While we are at it we might as well add a few more convenience methods to the RichMatrix:

case class RichMatrix(m:Matrix){ ... def apply(i:Int,j:Int) = m(i)(j) def rowCount = m.length def colCount = m.head.length def toStr = "\n"+m.map{ _.map{"\t" + _}.reduceLeft(_ + _)+"\n" }.reduceLeft(_ + _) }

The `apply`

method is a special method invoked when the parenthesis operator is applied to an object. It allows you to, for example, do `c(1,3)`

to get the number on the second row, fourth column of the matrix. Note that this method should **not** be used in performance-sensitive inner loops because it is not efficient. A matrix uses linked-lists as storage so the element access is O(N) not O(1) as would be the case if the matrix used arrays.

The `rowCount`

and `colCount`

methods are I hope obvious.

The `toStr`

returns a string representation of the matrix in a nice tabular format that is much easier to than the default `toString`

method if `List[List[Double]]`

, Note how this is done with two nested `map`

/`reduce`

pairs.

Now, creating a matrix using the `List( List(...), List(...), ... )`

syntax is fine for small matrices, but what if we want to generate large matrices? One way to do this is:

object Matrix{ def apply( rowCount:Int, colCount:Int )( f:(Int,Int) => Double ) = ( for(i <- 1 to rowCount) yield ( for( j <- 1 to colCount) yield f(i,j) ).toList ).toList }

This allows you do do things like:

// 100x200 matrix containing random elements val A = Matrix(100,200) { (i:Int,j:Int) => random } // 5x5 identity matrix val I = Matrix(5,5) { (i:Int,j:Int) => if(i==j) 1.0 else 0.0 }

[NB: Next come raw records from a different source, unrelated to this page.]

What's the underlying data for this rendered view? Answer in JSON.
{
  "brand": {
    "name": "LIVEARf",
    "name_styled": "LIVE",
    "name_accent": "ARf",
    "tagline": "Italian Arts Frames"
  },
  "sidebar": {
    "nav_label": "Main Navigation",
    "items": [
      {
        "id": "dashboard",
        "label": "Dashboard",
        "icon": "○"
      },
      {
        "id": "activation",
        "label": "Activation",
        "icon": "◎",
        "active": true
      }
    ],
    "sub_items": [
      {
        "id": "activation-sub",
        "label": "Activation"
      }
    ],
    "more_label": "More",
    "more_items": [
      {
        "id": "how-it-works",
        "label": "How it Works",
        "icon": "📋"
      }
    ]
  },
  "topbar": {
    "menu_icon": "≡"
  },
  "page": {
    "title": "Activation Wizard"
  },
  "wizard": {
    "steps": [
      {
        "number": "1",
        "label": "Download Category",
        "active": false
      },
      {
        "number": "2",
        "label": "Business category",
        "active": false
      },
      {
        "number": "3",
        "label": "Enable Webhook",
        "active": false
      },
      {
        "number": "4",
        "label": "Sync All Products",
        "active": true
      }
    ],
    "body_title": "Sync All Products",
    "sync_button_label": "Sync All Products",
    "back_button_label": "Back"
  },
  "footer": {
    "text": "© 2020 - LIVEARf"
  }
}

Note that everything above is pure-functional: all the objects are immutable and each function is implemented as a single expression.

That's it for now. There is obviously a lot more we would have to add to make this a useful, production-quality library,

(If you want to try this yourself, you can download the complete source code and the BDD-style regression test that demonstrates its use.)

Here is a recursive example of how the square function could be calculated using the Newton-Raphson method.

def sqrt(a:Double) = { val acc = 1e-10 def findroot( x:Double ):Double = { val nextx = (a/x + x)/2 if( (x-nextx).abs < acc*x ) nextx else findroot(nextx) } findroot( 1 ) }

Giving `sqrt(2)`

generates `1.414213562373095`

(Translated from an example in ML for the Working Programmer.)

Once you have learned the basics of Scala, here are some useful references

- Cheat sheet for Scala syntax
- by Brendan
- Scala for Java programmers
- A Scala cheat sheet for Java programmers by Sundararajan

- The Scala Library API documentation
- is a link you will need to keep handy.
- The Java Library API documentation

- is also as invaluable in Scala programming as it is in Java programming.

The Scala documentation above generated automatically by Scaladoc from the Scala source in the same way as the Java documentation is generated by Javadoc from the Java source.

Unfortunately Scaladoc is not yet as polished as Javadoc, and the documentation comments in the source code are much more meagre in the Scala library than in the Java library. So the net result is that the Scala Library API documentation is somewhat harder to work with and a bit less useful than the Java Library API documentation.